SATB with organ. And easy early Renaissance setting by the very fellow who wrote the tune! The second verse is in canon and can easily be done by two solo voices or the entire section. Text by John Aethelstan Laurie Riley (1858-1945).

Austrian-Flemish composer Heinrich Isaac (ca. 1450-1517) integrated into his own style many characteristics of the music of Italy, France, Germany, and the Netherlands. As a result, his music is more fully international than any other composer of his generation. This setting of Isaac's secular tune, Innsbruck, ich muss dich lassen (Innsbruck, I now must leave thee), combines the later homophonic setting (which lo,Oks forward to the texture adopted in the chorale settings arranged for congregational singing) with the earlier polyphonic setting containing the melody in canon. The melody of this Renaissance favorite was later adopted to sacred words and became widely known as the chorale O Welt, ich muss dich lassen (O world, I now must leave thee).


O food to pilgrims given,
O bread of life from heaven,
O manna from on high!
We hunger; Lord, supply us,
nor thy delights deny us,
whose hearts to thee draw nigh.

O stream of love past telling,
O purest fountain, welling
from out the Savior's side!
We faint with thirst; revive us,
of thine abundance give us,
and all we need provide.

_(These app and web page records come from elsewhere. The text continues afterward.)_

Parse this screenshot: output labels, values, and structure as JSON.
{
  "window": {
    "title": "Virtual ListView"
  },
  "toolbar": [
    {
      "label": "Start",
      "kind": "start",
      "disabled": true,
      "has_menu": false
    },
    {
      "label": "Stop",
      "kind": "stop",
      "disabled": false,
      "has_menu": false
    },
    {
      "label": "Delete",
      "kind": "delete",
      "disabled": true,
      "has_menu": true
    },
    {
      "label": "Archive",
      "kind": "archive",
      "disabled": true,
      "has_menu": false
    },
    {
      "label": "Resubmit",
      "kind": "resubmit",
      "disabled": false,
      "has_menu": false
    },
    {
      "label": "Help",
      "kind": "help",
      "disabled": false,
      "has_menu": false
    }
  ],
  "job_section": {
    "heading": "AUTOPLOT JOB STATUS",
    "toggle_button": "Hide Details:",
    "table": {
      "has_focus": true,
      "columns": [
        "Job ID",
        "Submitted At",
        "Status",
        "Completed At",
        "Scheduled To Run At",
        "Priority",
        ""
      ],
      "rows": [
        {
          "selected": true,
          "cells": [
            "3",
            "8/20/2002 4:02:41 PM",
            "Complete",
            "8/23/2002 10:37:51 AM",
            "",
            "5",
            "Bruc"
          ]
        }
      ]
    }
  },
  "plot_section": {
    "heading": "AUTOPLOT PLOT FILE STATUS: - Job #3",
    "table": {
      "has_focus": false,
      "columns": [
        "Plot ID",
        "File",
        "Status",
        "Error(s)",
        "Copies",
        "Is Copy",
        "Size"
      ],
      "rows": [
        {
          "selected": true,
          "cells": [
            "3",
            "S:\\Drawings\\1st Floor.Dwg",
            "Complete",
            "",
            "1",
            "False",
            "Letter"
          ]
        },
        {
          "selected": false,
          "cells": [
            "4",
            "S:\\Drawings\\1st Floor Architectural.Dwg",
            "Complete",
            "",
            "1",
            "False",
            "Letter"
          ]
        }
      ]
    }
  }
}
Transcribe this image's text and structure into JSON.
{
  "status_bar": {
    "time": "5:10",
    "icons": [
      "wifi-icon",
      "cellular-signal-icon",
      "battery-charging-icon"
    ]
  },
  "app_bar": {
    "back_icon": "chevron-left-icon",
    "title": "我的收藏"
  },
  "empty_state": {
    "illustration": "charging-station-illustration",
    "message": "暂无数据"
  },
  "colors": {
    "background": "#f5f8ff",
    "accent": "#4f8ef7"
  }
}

O Jesus, by thee bidden,
we here adore thee, hidden
in forms of bread and wine.
Grant when the veil is risen,
we may behold, in heaven,
thy countenance divine.